The European Space Agency's Planck orbital observatory is gathering data on the cosmic microwave background, or CMB — background radiation that still lingers from an early, hot stage of the universe's existence.
But that research also has yielded what could be evidence of a multiverse. In 2010, a team of scientists from Great Britain, Canada and the U.S. discovered four odd, seemingly unlikely circular patterns in the CMB. They hypothesized that the marks essentially were bruises that our universe got from bumping into other universes [source: Zyga].
In 2015, ESA researcher Rang-Ram Chary made a similar discovery. Chary took a model of the CMB out of the observatory's picture of the sky, and then removed everything else that we know about — stars, gas, interstellar dust, you name it. At that point, the sky should have been pretty much empty, except for some background noise.
But it wasn't. Instead, in a particular frequency range, Chary could detect scattered patches in the map of the cosmos, areas that were about 4,500 times brighter than they should have been.

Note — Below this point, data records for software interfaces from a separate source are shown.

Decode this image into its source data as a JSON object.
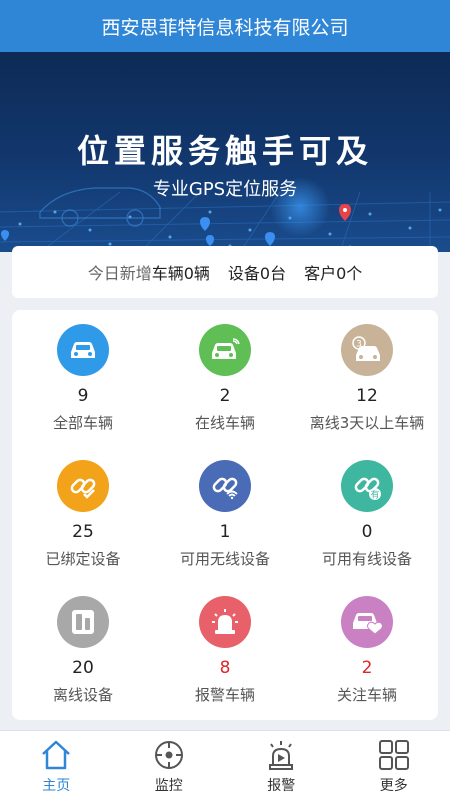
{
  "header": {
    "title": "西安思菲特信息科技有限公司"
  },
  "banner": {
    "title": "位置服务触手可及",
    "subtitle": "专业GPS定位服务"
  },
  "stats": {
    "prefix": "今日新增",
    "vehicles": "车辆0辆",
    "devices": "设备0台",
    "customers": "客户0个"
  },
  "grid": [
    {
      "count": "9",
      "label": "全部车辆",
      "icon": "car-icon",
      "color": "#2f9be8"
    },
    {
      "count": "2",
      "label": "在线车辆",
      "icon": "car-online-icon",
      "color": "#5fbf55"
    },
    {
      "count": "12",
      "label": "离线3天以上车辆",
      "icon": "car-offline-3-icon",
      "color": "#c8b398"
    },
    {
      "count": "25",
      "label": "已绑定设备",
      "icon": "link-check-icon",
      "color": "#f2a31a"
    },
    {
      "count": "1",
      "label": "可用无线设备",
      "icon": "link-wireless-icon",
      "color": "#4a6bb5"
    },
    {
      "count": "0",
      "label": "可用有线设备",
      "icon": "link-wired-icon",
      "color": "#3fb7a0"
    },
    {
      "count": "20",
      "label": "离线设备",
      "icon": "offline-device-icon",
      "color": "#a8a8a8"
    },
    {
      "count": "8",
      "label": "报警车辆",
      "icon": "alarm-light-icon",
      "color": "#e8606a",
      "highlight": true
    },
    {
      "count": "2",
      "label": "关注车辆",
      "icon": "car-heart-icon",
      "color": "#c981c4",
      "highlight": true
    }
  ],
  "tabs": [
    {
      "label": "主页",
      "icon": "home-icon",
      "active": true
    },
    {
      "label": "监控",
      "icon": "monitor-icon",
      "active": false
    },
    {
      "label": "报警",
      "icon": "alarm-icon",
      "active": false
    },
    {
      "label": "更多",
      "icon": "more-icon",
      "active": false
    }
  ],
  "colors": {
    "primary": "#2f86d6",
    "alert": "#e0252b"
  }
}
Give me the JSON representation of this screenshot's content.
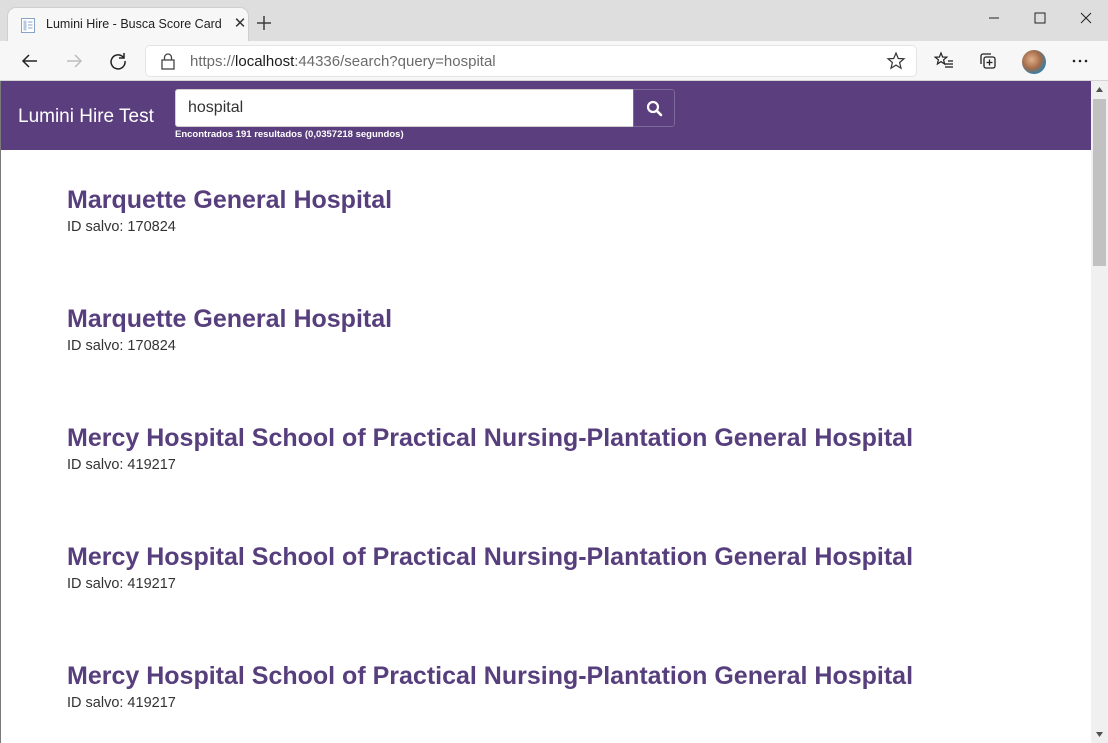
{
  "browser": {
    "tab_title": "Lumini Hire - Busca Score Card",
    "tab_close": "✕",
    "url_scheme": "https://",
    "url_host": "localhost",
    "url_rest": ":44336/search?query=hospital"
  },
  "navbar": {
    "brand": "Lumini Hire Test",
    "search_value": "hospital",
    "result_stats": "Encontrados 191 resultados (0,0357218 segundos)"
  },
  "results": [
    {
      "title": "Marquette General Hospital",
      "id_text": "ID salvo: 170824"
    },
    {
      "title": "Marquette General Hospital",
      "id_text": "ID salvo: 170824"
    },
    {
      "title": "Mercy Hospital School of Practical Nursing-Plantation General Hospital",
      "id_text": "ID salvo: 419217"
    },
    {
      "title": "Mercy Hospital School of Practical Nursing-Plantation General Hospital",
      "id_text": "ID salvo: 419217"
    },
    {
      "title": "Mercy Hospital School of Practical Nursing-Plantation General Hospital",
      "id_text": "ID salvo: 419217"
    }
  ],
  "icons": {
    "favicon": "document-icon",
    "new_tab": "plus-icon",
    "back": "arrow-left-icon",
    "forward": "arrow-right-icon",
    "refresh": "refresh-icon",
    "lock": "lock-icon",
    "favorite": "star-icon",
    "favorites_list": "favorites-list-icon",
    "collections": "collections-icon",
    "menu": "ellipsis-icon",
    "search": "search-icon"
  },
  "colors": {
    "brand": "#5a3e7d",
    "result_title": "#573e7d",
    "result_text": "#333333"
  }
}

The researcher came up with another possible explanation: The patches are imprints from a collision between our universe and a parallel one.

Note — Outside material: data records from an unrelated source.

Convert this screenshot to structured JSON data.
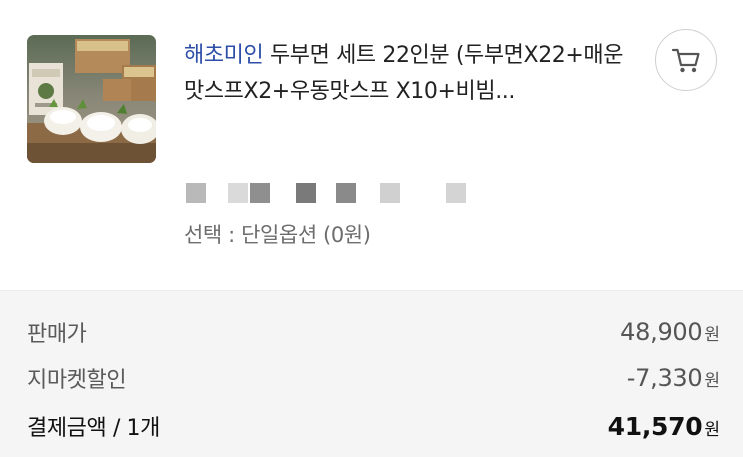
{
  "product": {
    "seller": "해초미인",
    "title": "해초미인 두부면 세트 22인분 (두부면X22+매운맛스프X2+우동맛스프 X10+비빔...",
    "option_text": "선택 : 단일옵션 (0원)",
    "image_icon": "product-photo-tofu-noodles",
    "cart_icon": "shopping-cart-icon"
  },
  "summary": {
    "sale_price_label": "판매가",
    "sale_price_value": "48,900",
    "discount_label": "지마켓할인",
    "discount_value": "-7,330",
    "total_label": "결제금액 / 1개",
    "total_value": "41,570",
    "currency": "원"
  },
  "colors": {
    "brand_link": "#2d4fa8",
    "summary_bg": "#f5f5f5",
    "text_main": "#222222",
    "text_sub": "#6d6d6d"
  }
}
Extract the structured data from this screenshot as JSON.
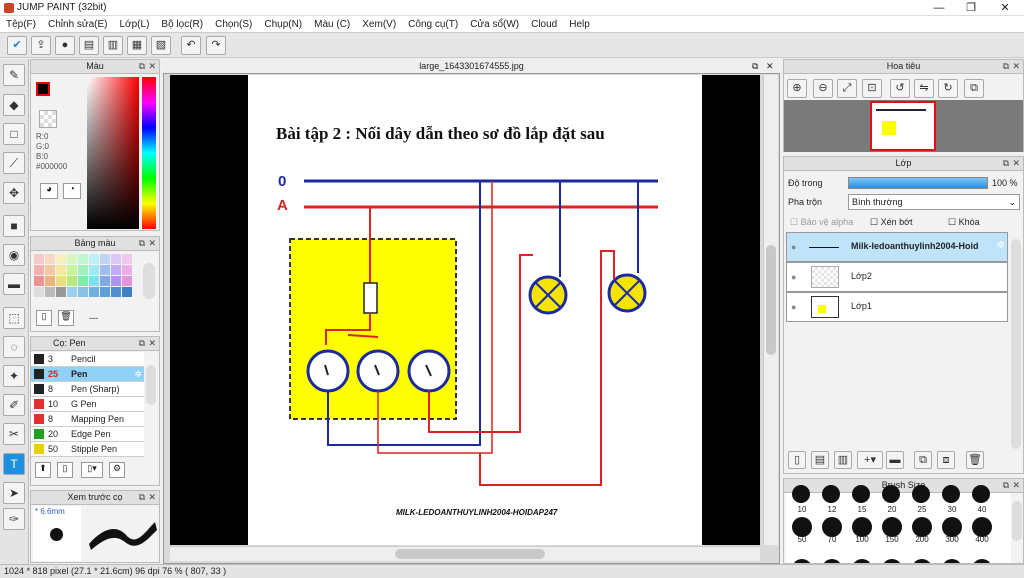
{
  "window": {
    "title": "JUMP PAINT (32bit)",
    "min": "—",
    "max": "❐",
    "close": "✕"
  },
  "menu": [
    "Tệp(F)",
    "Chỉnh sửa(E)",
    "Lớp(L)",
    "Bộ lọc(R)",
    "Chọn(S)",
    "Chụp(N)",
    "Màu (C)",
    "Xem(V)",
    "Công cụ(T)",
    "Cửa sổ(W)",
    "Cloud",
    "Help"
  ],
  "color_panel": {
    "title": "Màu",
    "r": "R:0",
    "g": "G:0",
    "b": "B:0",
    "hex": "#000000"
  },
  "palette_panel": {
    "title": "Bảng màu",
    "dash": "---"
  },
  "brush_panel": {
    "title": "Cọ: Pen",
    "items": [
      {
        "size": "3",
        "name": "Pencil",
        "color": "#222222"
      },
      {
        "size": "25",
        "name": "Pen",
        "color": "#222222"
      },
      {
        "size": "8",
        "name": "Pen (Sharp)",
        "color": "#222222"
      },
      {
        "size": "10",
        "name": "G Pen",
        "color": "#e03030"
      },
      {
        "size": "8",
        "name": "Mapping Pen",
        "color": "#e03030"
      },
      {
        "size": "20",
        "name": "Edge Pen",
        "color": "#20a020"
      },
      {
        "size": "50",
        "name": "Stipple Pen",
        "color": "#e8d000"
      }
    ]
  },
  "preview_panel": {
    "title": "Xem trước cọ",
    "size": "* 6.6mm"
  },
  "canvas": {
    "tab": "large_1643301674555.jpg",
    "heading": "Bài tập 2 : Nối dây dẫn theo sơ đồ lắp đặt sau",
    "label0": "0",
    "labelA": "A",
    "watermark": "MILK-LEDOANTHUYLINH2004-HOIDAP247"
  },
  "navigator_panel": {
    "title": "Hoa tiêu"
  },
  "layer_panel": {
    "title": "Lớp",
    "opacity_label": "Độ trong",
    "opacity_value": "100 %",
    "opacity_fraction": 1.0,
    "blend_label": "Pha trộn",
    "blend_value": "Bình thường",
    "protect_alpha": "Bảo vệ alpha",
    "clip": "Xén bớt",
    "lock": "Khóa",
    "layers": [
      {
        "name": "Milk-ledoanthuylinh2004-Hoid",
        "selected": true
      },
      {
        "name": "Lớp2",
        "selected": false
      },
      {
        "name": "Lớp1",
        "selected": false
      }
    ]
  },
  "brushsize_panel": {
    "title": "Brush Size",
    "rows": [
      [
        "10",
        "12",
        "15",
        "20",
        "25",
        "30",
        "40"
      ],
      [
        "50",
        "70",
        "100",
        "150",
        "200",
        "300",
        "400"
      ]
    ]
  },
  "status": {
    "text": "1024 * 818 pixel   (27.1 * 21.6cm)   96 dpi   76 %   ( 807, 33 )"
  }
}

As Chary told EarthSky.org, unless someone comes up with another way to explain the patches, "one has to conclude that Nature may be playing dice after all, and we are just a random universe among a multitude of others" [sources: Byrd, Sokol].